WHAT YOU HAVE TO DO :: Scan the entries for the word "JSON" and return every line that has it.

*** DATA EXTRACT

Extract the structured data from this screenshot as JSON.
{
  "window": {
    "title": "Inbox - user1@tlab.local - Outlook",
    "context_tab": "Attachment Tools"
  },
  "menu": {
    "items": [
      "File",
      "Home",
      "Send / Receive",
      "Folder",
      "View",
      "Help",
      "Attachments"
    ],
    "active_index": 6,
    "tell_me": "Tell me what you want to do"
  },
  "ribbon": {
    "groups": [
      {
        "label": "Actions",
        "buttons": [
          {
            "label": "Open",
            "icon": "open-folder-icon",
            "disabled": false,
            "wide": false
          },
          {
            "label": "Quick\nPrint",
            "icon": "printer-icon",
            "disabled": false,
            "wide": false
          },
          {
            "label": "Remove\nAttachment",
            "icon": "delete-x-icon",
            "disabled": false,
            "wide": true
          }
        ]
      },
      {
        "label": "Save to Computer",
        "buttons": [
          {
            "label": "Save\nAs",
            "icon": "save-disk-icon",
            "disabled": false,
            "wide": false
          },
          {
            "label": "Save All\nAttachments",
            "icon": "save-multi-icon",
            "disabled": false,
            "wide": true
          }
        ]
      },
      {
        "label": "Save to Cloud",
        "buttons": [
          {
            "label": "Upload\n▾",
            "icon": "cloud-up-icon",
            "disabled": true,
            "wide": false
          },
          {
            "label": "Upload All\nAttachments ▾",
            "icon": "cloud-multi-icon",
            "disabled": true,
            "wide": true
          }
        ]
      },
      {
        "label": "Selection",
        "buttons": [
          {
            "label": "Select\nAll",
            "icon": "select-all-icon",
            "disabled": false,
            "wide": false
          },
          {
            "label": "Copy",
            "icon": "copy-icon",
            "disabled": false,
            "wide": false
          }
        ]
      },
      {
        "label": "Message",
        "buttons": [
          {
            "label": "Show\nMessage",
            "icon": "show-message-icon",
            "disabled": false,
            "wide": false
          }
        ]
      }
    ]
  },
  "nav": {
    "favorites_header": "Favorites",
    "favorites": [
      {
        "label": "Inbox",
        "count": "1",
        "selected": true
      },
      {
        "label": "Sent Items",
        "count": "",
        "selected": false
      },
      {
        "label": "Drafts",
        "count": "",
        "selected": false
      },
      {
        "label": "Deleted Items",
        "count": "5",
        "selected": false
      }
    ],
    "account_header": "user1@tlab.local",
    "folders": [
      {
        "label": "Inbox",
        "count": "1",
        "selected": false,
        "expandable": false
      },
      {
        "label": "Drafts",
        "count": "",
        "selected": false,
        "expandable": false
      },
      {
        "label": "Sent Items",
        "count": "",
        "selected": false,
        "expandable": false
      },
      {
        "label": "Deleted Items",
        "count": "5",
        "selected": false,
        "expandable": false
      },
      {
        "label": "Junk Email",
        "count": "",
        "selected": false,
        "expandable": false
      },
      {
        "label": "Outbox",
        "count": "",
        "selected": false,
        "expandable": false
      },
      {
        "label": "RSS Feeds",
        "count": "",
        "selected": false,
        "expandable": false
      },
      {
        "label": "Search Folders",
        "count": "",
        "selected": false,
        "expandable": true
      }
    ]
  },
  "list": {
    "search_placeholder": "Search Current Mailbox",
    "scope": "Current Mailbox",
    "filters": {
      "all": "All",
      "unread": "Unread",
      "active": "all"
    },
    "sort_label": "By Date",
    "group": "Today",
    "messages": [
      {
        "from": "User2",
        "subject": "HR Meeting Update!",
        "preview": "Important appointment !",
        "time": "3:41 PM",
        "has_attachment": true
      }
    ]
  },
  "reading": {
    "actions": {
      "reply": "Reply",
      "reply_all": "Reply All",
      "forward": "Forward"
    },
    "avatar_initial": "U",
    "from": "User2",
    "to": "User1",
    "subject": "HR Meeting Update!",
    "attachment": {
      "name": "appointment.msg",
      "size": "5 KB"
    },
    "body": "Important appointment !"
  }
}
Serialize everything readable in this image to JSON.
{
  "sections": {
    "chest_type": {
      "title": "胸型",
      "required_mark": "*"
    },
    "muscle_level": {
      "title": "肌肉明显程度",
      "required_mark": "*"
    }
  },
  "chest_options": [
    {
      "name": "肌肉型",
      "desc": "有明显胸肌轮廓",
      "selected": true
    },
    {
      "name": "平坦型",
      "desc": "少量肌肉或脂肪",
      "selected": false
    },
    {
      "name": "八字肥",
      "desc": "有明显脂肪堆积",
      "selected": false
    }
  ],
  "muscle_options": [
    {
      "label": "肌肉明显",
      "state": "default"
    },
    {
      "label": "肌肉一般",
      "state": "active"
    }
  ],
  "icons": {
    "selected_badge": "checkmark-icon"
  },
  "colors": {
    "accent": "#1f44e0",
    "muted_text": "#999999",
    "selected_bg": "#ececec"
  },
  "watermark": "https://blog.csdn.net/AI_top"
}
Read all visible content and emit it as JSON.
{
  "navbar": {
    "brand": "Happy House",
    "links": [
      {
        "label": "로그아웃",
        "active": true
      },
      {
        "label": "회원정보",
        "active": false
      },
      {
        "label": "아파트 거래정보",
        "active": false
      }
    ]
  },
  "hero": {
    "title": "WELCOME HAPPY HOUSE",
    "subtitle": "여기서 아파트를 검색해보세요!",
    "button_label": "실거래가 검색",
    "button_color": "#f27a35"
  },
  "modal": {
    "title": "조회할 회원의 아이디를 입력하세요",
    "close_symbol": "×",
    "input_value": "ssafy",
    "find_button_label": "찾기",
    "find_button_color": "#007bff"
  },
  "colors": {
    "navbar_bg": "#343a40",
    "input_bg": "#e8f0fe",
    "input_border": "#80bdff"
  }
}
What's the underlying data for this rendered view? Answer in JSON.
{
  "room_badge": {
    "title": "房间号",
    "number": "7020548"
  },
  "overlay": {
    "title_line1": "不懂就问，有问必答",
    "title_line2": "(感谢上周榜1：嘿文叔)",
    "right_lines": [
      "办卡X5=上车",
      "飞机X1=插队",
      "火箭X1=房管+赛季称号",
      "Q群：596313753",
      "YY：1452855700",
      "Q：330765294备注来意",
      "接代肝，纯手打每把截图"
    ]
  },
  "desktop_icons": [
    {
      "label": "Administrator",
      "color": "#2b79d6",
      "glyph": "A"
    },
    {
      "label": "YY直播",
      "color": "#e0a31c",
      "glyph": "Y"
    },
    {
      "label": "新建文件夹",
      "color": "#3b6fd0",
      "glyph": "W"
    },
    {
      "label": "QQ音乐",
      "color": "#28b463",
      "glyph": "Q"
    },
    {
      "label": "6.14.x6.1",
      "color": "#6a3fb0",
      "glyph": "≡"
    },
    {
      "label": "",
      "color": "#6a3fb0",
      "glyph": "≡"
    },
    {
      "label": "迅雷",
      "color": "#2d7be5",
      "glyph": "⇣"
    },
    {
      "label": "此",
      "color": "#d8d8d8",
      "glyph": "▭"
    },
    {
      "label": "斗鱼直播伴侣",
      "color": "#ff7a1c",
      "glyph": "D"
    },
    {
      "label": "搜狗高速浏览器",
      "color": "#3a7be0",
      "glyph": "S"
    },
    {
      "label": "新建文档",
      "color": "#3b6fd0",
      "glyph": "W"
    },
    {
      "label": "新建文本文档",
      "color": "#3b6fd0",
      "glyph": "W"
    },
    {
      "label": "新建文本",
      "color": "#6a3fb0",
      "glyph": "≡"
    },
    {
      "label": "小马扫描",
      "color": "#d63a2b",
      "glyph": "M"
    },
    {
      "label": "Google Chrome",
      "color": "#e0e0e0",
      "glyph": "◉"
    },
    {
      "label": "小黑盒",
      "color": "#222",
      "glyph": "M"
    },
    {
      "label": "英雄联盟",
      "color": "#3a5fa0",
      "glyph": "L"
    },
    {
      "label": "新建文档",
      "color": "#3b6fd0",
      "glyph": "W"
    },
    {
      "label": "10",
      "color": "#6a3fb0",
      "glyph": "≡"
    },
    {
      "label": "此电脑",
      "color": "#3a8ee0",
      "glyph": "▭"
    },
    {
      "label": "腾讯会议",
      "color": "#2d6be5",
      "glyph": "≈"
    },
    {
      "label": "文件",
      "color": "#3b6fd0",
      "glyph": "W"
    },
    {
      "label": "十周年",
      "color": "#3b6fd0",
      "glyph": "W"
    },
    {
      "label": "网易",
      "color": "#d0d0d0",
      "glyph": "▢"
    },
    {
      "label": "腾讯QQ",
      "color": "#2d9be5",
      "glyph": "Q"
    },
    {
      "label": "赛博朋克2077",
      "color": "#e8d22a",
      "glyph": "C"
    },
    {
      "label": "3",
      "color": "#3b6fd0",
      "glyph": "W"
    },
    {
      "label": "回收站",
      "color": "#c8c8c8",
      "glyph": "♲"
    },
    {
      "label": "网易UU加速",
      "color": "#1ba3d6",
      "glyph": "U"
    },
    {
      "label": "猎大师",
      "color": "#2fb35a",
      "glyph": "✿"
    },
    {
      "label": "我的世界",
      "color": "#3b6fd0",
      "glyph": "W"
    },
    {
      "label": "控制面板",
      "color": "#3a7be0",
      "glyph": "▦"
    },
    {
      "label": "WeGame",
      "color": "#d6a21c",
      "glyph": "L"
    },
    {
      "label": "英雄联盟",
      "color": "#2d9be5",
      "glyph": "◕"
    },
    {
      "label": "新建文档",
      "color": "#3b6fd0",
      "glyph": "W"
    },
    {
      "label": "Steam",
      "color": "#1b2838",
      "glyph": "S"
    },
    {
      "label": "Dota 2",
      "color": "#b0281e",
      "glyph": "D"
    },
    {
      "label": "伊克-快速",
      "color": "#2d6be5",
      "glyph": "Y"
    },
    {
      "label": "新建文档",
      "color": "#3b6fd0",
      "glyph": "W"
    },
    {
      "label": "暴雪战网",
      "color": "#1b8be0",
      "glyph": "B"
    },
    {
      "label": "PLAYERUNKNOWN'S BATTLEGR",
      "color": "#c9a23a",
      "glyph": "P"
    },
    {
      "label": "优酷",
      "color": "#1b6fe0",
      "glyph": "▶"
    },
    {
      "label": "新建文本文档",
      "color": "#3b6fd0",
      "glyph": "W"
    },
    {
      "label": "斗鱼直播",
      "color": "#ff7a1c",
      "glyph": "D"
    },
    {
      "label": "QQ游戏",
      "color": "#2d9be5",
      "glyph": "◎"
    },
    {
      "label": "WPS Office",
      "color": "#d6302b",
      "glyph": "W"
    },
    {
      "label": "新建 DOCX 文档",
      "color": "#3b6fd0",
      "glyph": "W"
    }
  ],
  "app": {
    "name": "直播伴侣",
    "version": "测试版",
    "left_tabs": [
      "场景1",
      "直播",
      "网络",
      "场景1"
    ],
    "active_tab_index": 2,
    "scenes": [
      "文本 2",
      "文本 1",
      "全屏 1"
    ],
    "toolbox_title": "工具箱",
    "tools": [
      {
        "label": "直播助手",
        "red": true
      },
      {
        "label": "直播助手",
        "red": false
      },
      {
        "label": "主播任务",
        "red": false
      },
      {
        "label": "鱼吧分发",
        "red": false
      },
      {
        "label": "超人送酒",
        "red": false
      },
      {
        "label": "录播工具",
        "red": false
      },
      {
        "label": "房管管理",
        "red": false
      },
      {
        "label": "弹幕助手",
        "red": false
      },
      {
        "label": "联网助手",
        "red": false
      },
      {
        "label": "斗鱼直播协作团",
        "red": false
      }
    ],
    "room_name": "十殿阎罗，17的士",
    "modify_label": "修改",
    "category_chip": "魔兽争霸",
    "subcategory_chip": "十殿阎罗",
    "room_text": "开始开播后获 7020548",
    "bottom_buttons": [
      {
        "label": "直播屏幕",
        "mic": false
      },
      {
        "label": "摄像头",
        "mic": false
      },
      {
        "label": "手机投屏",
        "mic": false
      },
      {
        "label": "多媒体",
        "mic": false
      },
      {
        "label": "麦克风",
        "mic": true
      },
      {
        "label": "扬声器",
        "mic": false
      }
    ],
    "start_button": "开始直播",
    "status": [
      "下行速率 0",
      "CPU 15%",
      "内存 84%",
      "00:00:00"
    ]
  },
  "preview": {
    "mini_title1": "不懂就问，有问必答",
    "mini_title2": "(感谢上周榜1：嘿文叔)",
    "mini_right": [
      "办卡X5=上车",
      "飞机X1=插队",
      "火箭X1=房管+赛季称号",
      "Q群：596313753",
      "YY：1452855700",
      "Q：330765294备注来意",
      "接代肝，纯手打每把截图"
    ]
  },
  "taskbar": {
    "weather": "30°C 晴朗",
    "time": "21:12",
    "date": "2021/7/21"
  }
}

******

SOLUTION FOR THIS TASK ::
Extract the structured data from this screenshot as JSON.
Serialize everything readable in this image to JSON.
Read all visible content and emit it as JSON.
What's the underlying data for this rendered view? Answer in JSON.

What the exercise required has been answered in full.